Defra's core purpose is to improve the current and future quality of life. For the first time one department has brought together the interests of farmers and the countryside; the environment and the rural economy; the food we eat, the air we breathe and the water we drink. We do all this by integrating environmental, social and economic objectives - putting sustainable development into practice every day, and by championing sustainable development as the way forward for Government.
Until 1986 environmental matters were dealt with by three different ministries within the German Federal Government: the Ministry of the Interior, the Ministry of Agriculture and the Ministry of Health. On 6 June 1986 the Federal Ministry for the Environment, Nature Conservation and Nuclear Safety was established. Since then it has been responsible within the Federal Government for leading national environmental policy. The Ministry, which under a resolution of the German Bundestag has its principal office in Bonn, has some 830 employees in six departments there and at its second office in Berlin.
The overall objective of the Dutch Ministry of Housing, Spatial Planning and Environmental Management (VROM) is to work for a permanent quality of the living environment. The VROM is responsible for co-ordinating environmental policy at government level. However, unlike in many other countries several other ministries have environmental tasks too, for example in the field of water quality and nature management. Issues regarding spatial planning, environmental management and housing are mutually dependent and where possible preferably mutually supportive. A good example is urban planning. Towns have to be compact and at the same time complete entities. Urban centres must offer a wide range of facilities. Besides being compact, they have to provide green space, a relaxed atmosphere, proper drinking water, a good quality of life. The presence of those elements help to curb the growth in car-use and mobility generally and indirectly reduce the transformation of land into urban areas.

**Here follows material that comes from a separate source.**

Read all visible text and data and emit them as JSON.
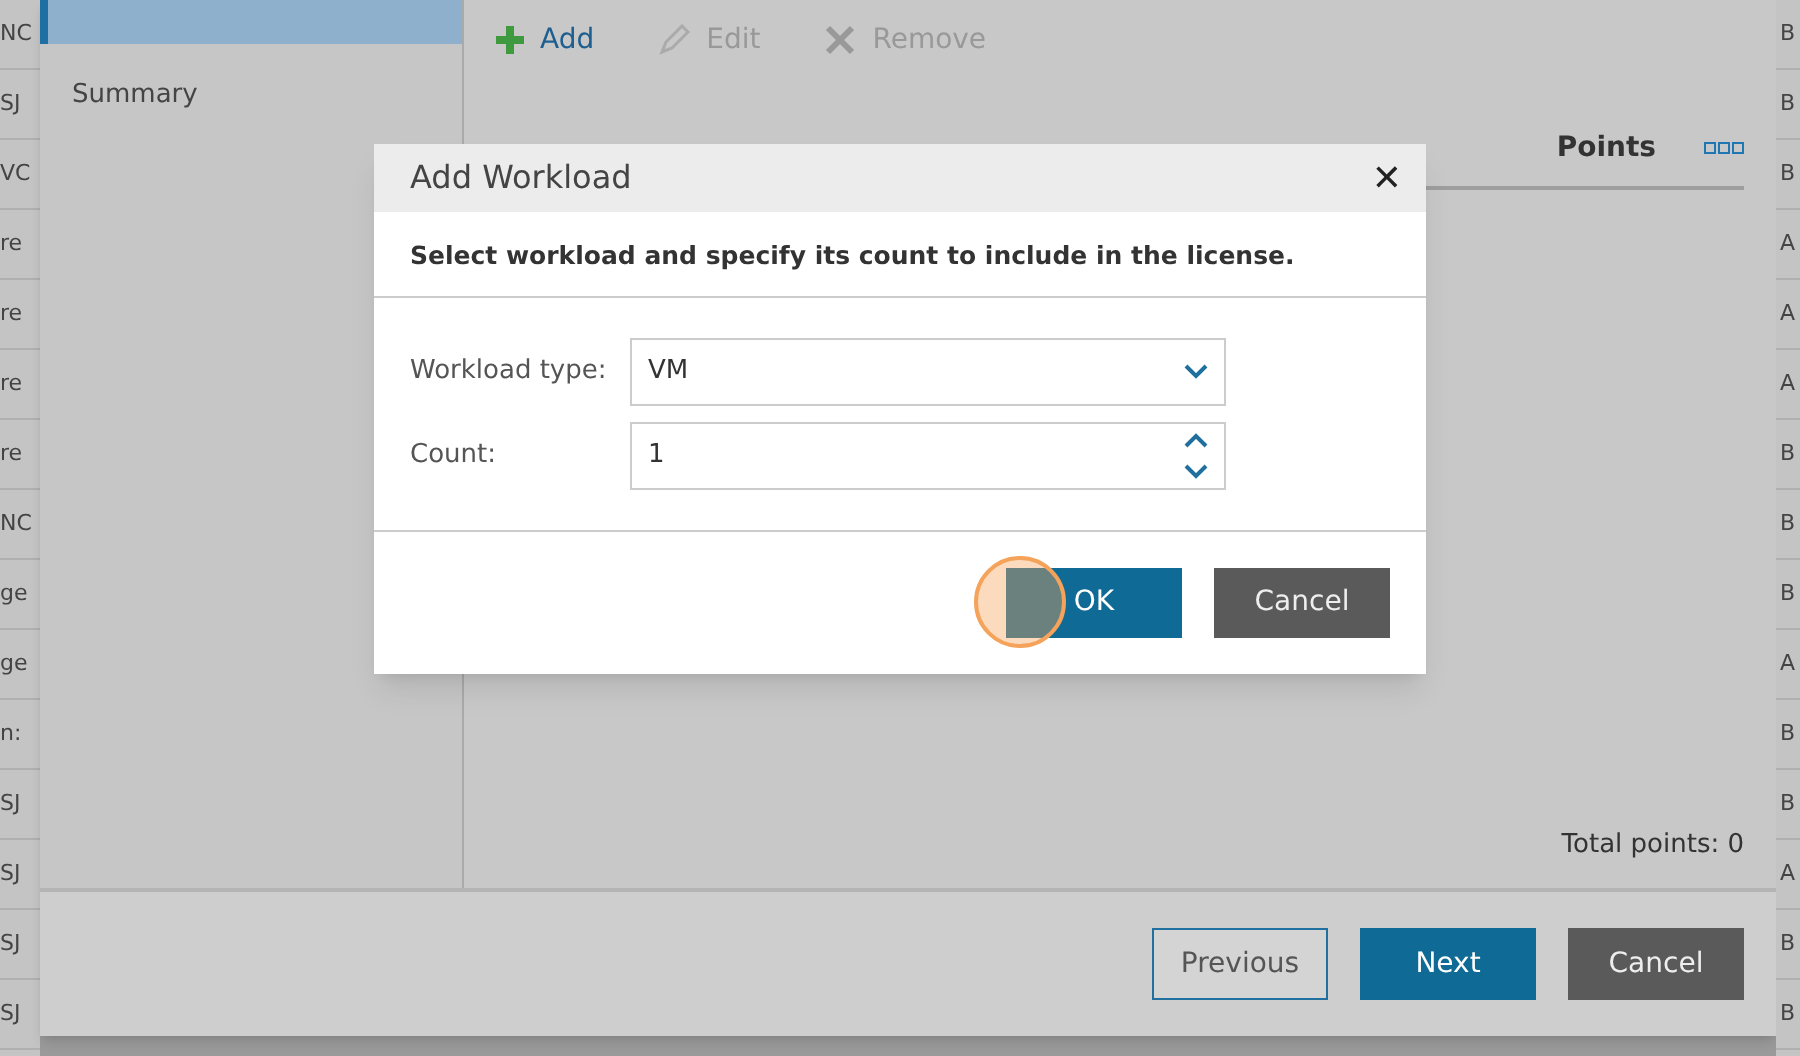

The Department of Energy and Climate Change (DECC) was created in October 2008, to bring together energy policy (previously with BIS - the Department for Business, Innovation & Skills), and climate change mitigation policy (previously with Defra - the Department for Environment, Food and Rural Affairs). We face unprecedented challenges to our environment, our economy, and the future security of our energy supplies – and the decisions we make now will affect the planet and our way of life for generations to come. DECC exists to tackle these challenges.
CDKN supports developing countries to deliver climate compatible development. They offer advice and technical assistance, cutting-edge research, strategic knowledge sharing and partnership building. Their services are provided free-of-charge to policy-makers in their priority engagement countries and for some international organisations.
The Clean Energy Solutions Center is a first-stop clearinghouse of clean energy resources for governments in making the low-carbon transition. The website, which is the product of a partnership between the Clean Energy Ministerial and UN-Energy, is operated by NREL, the US National Renewable Energy Laboratory. It offers access to policy best practices, data, and analysis tools, as well as free policy assistance – online training and expert assistance – to help countries tailor solutions to their needs. The "Ask an Expert" feature on reegle is provided in cooperation with the Clean Energy Solutions Center.
REEEP is a Public-Private Partnership launched at the Johannesburg World Summit in 2002. The REEEP aims to accelerate the global marketplace for energy effciency and renewable energy by actively facilitating financing mechanisms for sustainable energy projects and structuring policy initiatives for clean energy markets on the ground.
REN21 is a global policy network aimed at providing a forum for international leadership on renewable energy. Its goal is to allow the rapid expansion of renewable energies in developing and industrial countries by bolstering policy development and decision-making on sub-national, national and international levels.